- _Description of the task_
Go through the entries below and copy each line containing the word "therealemilywilson".

- _Data under study_
[Start of section]

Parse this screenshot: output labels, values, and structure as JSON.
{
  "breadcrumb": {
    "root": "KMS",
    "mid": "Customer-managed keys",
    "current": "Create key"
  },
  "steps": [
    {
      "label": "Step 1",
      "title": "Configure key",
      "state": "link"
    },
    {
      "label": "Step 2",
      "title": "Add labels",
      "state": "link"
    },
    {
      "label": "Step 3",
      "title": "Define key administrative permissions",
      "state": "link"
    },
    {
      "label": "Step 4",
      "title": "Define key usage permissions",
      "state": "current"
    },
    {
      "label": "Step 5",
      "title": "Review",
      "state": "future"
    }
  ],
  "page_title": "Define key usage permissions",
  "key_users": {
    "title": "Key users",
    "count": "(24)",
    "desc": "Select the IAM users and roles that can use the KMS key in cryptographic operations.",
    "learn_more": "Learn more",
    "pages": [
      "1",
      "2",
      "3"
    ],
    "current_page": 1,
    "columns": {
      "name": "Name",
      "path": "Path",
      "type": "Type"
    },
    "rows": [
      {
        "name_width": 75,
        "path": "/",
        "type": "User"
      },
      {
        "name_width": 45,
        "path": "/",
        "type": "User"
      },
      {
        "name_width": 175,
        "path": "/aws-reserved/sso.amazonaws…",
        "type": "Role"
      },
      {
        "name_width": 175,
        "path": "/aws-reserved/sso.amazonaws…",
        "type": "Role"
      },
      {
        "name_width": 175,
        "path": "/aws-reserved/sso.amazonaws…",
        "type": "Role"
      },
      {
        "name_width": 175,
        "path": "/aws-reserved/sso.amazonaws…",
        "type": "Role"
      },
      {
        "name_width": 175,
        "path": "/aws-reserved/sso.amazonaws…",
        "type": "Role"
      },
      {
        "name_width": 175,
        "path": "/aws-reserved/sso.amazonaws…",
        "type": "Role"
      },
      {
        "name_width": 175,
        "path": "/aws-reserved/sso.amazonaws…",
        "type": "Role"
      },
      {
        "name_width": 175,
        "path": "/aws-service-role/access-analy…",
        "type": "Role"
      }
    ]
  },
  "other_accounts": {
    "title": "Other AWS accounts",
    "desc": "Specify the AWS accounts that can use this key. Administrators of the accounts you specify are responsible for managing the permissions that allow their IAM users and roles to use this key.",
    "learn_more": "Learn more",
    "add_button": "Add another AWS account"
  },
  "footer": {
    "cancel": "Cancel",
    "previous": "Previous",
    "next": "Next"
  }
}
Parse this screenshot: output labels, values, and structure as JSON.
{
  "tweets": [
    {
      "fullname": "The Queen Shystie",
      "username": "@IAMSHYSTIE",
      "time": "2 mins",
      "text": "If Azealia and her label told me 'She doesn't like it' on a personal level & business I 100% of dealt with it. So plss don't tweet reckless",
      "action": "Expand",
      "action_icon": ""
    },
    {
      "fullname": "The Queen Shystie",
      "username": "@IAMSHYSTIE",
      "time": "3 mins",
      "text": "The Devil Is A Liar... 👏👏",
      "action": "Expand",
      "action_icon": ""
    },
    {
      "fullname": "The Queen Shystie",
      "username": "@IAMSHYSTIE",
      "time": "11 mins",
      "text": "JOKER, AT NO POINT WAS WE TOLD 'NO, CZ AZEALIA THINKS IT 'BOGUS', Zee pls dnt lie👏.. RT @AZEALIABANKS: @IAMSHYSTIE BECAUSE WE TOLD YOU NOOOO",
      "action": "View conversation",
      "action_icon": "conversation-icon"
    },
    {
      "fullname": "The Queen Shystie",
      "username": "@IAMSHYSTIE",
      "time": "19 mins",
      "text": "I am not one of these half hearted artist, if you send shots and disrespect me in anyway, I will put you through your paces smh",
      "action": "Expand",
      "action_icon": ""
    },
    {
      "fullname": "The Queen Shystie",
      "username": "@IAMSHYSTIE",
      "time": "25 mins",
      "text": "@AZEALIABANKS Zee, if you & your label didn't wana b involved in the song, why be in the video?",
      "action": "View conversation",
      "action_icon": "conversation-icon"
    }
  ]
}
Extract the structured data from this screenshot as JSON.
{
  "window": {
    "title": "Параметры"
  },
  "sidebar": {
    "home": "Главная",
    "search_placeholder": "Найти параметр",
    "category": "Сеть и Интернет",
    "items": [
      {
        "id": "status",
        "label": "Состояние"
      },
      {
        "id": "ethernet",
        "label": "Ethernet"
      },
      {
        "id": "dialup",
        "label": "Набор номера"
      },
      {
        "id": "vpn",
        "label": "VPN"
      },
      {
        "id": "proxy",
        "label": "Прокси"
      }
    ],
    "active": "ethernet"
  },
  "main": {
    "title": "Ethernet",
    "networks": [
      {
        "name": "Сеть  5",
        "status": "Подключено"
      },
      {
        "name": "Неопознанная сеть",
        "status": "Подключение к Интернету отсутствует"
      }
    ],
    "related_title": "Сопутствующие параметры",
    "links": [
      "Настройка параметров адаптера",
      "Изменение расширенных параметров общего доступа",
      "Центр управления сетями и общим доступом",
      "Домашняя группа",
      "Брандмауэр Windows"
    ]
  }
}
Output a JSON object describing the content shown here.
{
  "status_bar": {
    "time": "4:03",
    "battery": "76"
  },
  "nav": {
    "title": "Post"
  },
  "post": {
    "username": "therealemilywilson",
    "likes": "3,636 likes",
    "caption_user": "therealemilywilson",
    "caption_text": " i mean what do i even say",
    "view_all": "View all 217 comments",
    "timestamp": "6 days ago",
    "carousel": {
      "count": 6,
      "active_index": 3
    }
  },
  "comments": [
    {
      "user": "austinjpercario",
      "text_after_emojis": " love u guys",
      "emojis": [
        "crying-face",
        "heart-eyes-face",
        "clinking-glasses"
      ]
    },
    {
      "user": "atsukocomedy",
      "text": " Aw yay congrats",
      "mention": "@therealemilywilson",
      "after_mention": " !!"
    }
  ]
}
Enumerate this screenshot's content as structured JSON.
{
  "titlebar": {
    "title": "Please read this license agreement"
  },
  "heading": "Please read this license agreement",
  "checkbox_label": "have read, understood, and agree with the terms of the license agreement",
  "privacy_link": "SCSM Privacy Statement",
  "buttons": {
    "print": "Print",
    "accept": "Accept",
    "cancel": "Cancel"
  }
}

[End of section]

- _Completed task_
    "username": "therealemilywilson",
    "caption_user": "therealemilywilson",
      "mention": "@therealemilywilson",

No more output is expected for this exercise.